In short, I think Sophie’s Choice as a whole reflects a nature that is very similar to Nathan’s. It has two excellent and well-thought out halves which have been abruptly smashed together in a somewhat sensical, if schizophrenic, final product. As for Sophie’s actual choice, you can feel free to take your pick from a large selection: her decision to leave Poland, to stay with Nathan, to befriend Stingo, to run away with Stingo, to help the Resistance, or the one that the film means to convince you it is. Any way you slice it, her choiceS (plural) make up who she is as a character, and I did think that this was handled well. Whereas it could have been a horribly blunt and obvious title gimmick (cf – The Ultimate Gift), Sophie’s Choice managed to make the sum total of her decisions matter rather than just the indicated, singular one.
Ultimately I thought the film was good but not as well executed as Deer Hunter. It was just as poignant at times and had extremely heart-wrenching moments just like the former. I would even go as far as to say that I liked the tone of this film better that Deer Hunter, though I don’t think many would disagree with me in better enjoying a film ending in hope rather than one ending in “patriotic perseverance”. Particularly, I gave Sophie’s Choice serious brownie points for the beautiful last line which is a paraphrase of sorts from an Emily Dickinson poem: “I let go the rage and sorrow for Sophie and Nathan… and for the many others who were but a few of the butchered and betrayed and martyred children of the Earth. When I could finally see again, I saw the first rays of daylight reflected in the murky river. This was not judgment day. Only morning; morning, excellent and fair.”
If you would like a film that will challenge you with a depressing and somewhat chaotic tone, that will give you better insight into the question of why we do what we do, Sophie’s Choice is an excellent one for you to pick up. It ambles along a bit and loses its way many times, but it does get its message across and does so in a very pretty manner. Give it a shot, but be prepared with some tissues and a good literary background, and I think you will enjoy it.
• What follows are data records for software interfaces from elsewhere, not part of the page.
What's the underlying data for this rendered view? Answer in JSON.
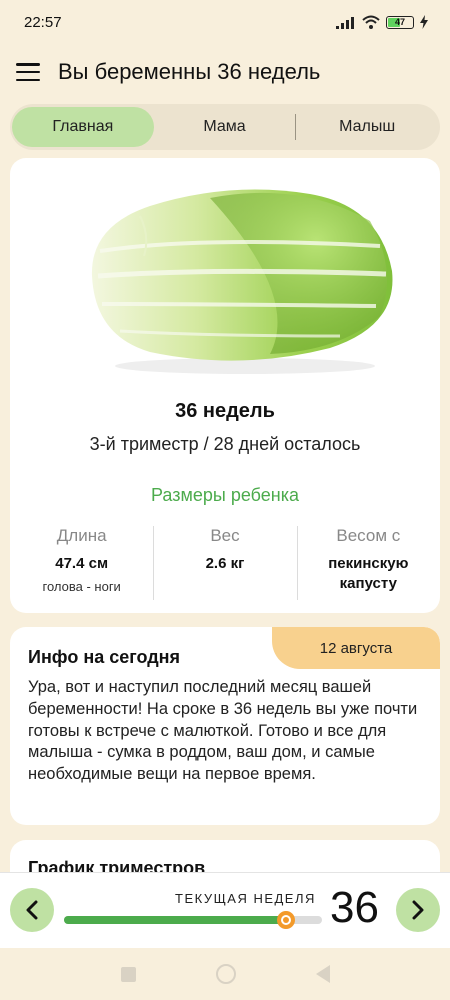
{
  "status": {
    "time": "22:57",
    "battery_level": "47"
  },
  "header": {
    "title": "Вы беременны 36 недель"
  },
  "tabs": [
    {
      "label": "Главная",
      "active": true
    },
    {
      "label": "Мама",
      "active": false
    },
    {
      "label": "Малыш",
      "active": false
    }
  ],
  "main_card": {
    "image_icon": "napa-cabbage",
    "week_title": "36 недель",
    "trimester": "3-й триместр / 28 дней осталось",
    "sizes_title": "Размеры ребенка",
    "stats": [
      {
        "label": "Длина",
        "value": "47.4 см",
        "sub": "голова - ноги"
      },
      {
        "label": "Вес",
        "value": "2.6 кг",
        "sub": ""
      },
      {
        "label": "Весом с",
        "value": "пекинскую капусту",
        "sub": ""
      }
    ]
  },
  "info_card": {
    "date": "12 августа",
    "title": "Инфо на сегодня",
    "text": "Ура, вот и наступил последний месяц вашей беременности! На сроке в 36 недель вы уже почти готовы к встрече с малюткой. Готово и все для малыша - сумка в роддом, ваш дом, и самые необходимые вещи на первое время."
  },
  "graph_card": {
    "title": "График триместров"
  },
  "week_nav": {
    "label": "ТЕКУЩАЯ НЕДЕЛЯ",
    "week": "36",
    "progress_fraction": 0.86
  },
  "colors": {
    "accent_green": "#4cab4c",
    "tab_active": "#bfe1a3",
    "background": "#f8efdc",
    "knob": "#f39a2a",
    "date_badge": "#f8d18e"
  }
}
Finally I can move beyond this film! I did enjoy watching it but coming up with a solid review has been almost Herculean. Ryan and I both really struggled to get our thoughts down in print but check out how much better we did on the podcast:
We are entering the final stretch of the SFC 2012 and Ryan and I are both extremely close to finishing the race. The order of our reviews and podcasts might get a little wonky over the next few weeks and I doubt either of us will have every review up by the September 5th deadline but both of us should get all of the movies watched by then. My next adventure will be to that great, elusive city of which I have always dreamed – Paris – and I will be spending the evening there with Woody Allen, Owen Wilson, and a few surprise guests. So join me again soon for my next review of last year’s Oscar nominated Midnight in Paris.